This short Chapter shows us the taxing journey, which the family makes to go South. Wang leaves his dear land to search for food and existence. His earlier religious zeal now has diminished, and as he passes the statues of the gods, he doesn't even acknowledge them. It is almost as if he has realized that even the gods can do nothing for him. When the family passes the House of Hwang, it has deteriorated even more. Pathetic men lie outside and curse the family.
Wang Lung's ignorance about the train (firewagon) reveals his isolation as a farmer. He has never cared about learning anything not related to his land. Because of his ignorance of modern things, Wang has an inherent distrust for the train, but decides to travel in it anyway. He has been told it can carry his family out of the village and to the South more rapidly than they can go on foot.
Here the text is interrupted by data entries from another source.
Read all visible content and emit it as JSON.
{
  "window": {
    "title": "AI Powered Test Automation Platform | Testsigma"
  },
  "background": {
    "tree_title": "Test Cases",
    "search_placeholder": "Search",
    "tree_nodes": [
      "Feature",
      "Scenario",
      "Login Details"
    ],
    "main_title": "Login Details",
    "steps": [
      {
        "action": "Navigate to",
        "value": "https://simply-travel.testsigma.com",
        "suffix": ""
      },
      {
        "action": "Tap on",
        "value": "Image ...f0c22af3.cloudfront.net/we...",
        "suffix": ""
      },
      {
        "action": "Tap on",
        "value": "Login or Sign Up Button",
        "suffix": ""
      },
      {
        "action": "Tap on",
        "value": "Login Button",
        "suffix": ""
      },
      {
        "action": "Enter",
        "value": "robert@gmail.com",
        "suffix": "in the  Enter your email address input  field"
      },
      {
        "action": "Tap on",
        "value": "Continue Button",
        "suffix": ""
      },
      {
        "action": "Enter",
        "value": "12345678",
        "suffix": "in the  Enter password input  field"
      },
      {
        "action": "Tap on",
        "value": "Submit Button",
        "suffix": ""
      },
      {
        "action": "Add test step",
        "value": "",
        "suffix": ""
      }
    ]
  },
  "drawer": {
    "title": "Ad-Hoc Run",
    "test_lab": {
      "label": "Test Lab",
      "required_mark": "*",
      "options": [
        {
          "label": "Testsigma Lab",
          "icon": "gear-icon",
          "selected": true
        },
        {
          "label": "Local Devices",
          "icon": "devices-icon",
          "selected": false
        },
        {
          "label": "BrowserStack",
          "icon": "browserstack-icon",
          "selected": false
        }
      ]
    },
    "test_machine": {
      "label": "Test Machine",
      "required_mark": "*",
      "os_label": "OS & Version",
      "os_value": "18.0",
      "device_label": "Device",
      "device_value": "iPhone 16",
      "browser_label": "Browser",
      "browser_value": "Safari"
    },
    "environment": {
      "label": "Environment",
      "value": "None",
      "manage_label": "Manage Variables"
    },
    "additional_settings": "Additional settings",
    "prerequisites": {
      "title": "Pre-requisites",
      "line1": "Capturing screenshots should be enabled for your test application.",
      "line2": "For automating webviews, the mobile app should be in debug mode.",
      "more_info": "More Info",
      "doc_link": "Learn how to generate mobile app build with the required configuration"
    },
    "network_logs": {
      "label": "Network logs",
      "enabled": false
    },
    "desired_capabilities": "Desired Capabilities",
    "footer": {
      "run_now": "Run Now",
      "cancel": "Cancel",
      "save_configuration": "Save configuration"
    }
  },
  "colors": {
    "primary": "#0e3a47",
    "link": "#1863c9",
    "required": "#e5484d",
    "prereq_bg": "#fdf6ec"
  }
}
The last scene in the chapter shows the village people pressing forward, "Clinging desperately together," in panic and desperation.